[Photograph: Waffleizer] In case the name Waffleizer isn't self-explanatory, the site's FAQ states: "Waffleizer's goal is to answer the question 'Will it waffle?'—thereby expanding the frontiers of waffling." The man behind the waffle, Dan, only started the blog a last week, but he's already done bread pudding, burgers, and hash browns. Judging from Dan's tweet earlier today, much more waffleizing is coming soon. Related Video: Norwegian Cooking Show Makes Waffles the Hard Way Sunday Brunch: The Greatest Waffle Recipe Ever Video: How to Make Brownies in a Waffle Iron How to Make Moffles, Mochi + Waffles...
[Photographs: Gina DePalma] When it comes to holiday baking, I find that is always necessary to balance the more intricate and time consuming cookies with those that require little effort, no waste and optimal taste. These Swiss Cinnamon Crisps fit...
Gina is back in Italy for an overdue vacanza, so for the next few weeks, Seriously Italian is morphing back into Snapshots from Italy as she shares with you some of her favorite food outings. [Photographs: Gina DePalma] Autumn, or l'autunno, is my absolute favorite food season in Rome. At no other time of year will I find all of my favorites converging upon the market, at their peak, simultaneously. Puntarella and broccoli romanesco, porcini and ovoli, zucca and chestnuts, pears, apples and clementines-each one is enough to make me swoon with happiness. But then persimmons come along in the midst of all the bounty and put me right over the top. If you've never sunk a spoon into a...

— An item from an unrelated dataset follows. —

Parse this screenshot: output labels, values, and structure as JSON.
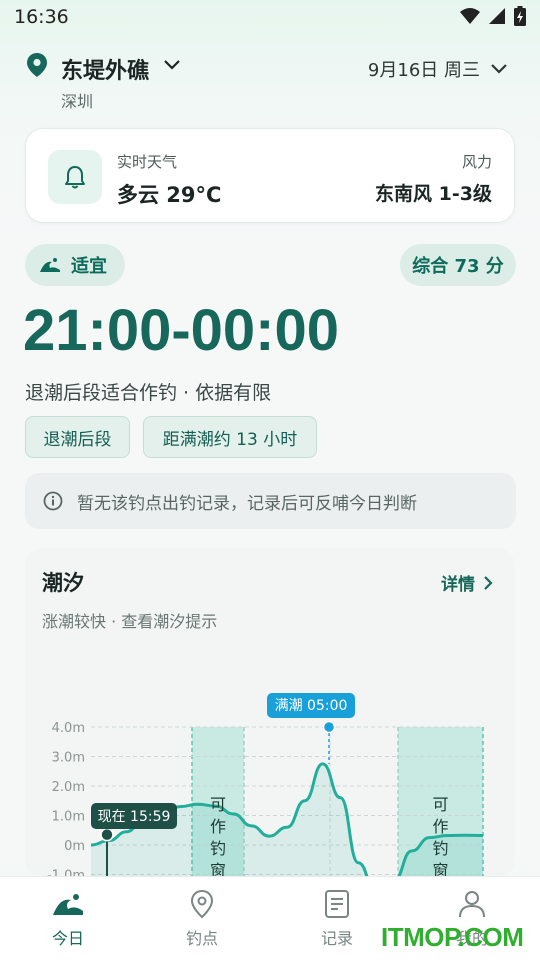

"Searing the ear in my skillet was the most fun I've had with cast iron in a long time." Photographs by Chichi Wang One of the greatest things about working with offal is that you and your butcher will never...
"Nothing beats the joy of steaming or boiling whole crabs, to be shelled and eaten with gusto at the table." I can’t pinpoint when my passion for crabbing crept into the realm of obsession. But as I pulled up my...
"You can never be surrounded by too many gizzards." More commonly sold than duck gizzards, chicken gizzards are dirt-cheap and wholly delicious. I was first introduced to the glory of Southern fried chicken gizzards at Roscoe's, a chain of chicken-and-waffle...
"For a spellbinding minute, crab and bulldog stood perfectly still, staring each other down." It was a quiet day in Patchogue. There were just a few fishermen on the docks, along with me, hunched over with a book, my four...
Clockwise from top: Napa Cabbage, Daikon, and Carrots; Cucumber; Daikon and Carrot. I don't know why I chose late July of all times to start a biscuit-baking, cannelés-experimenting week, but I did. The temperature in my non air-conditioned apartment must...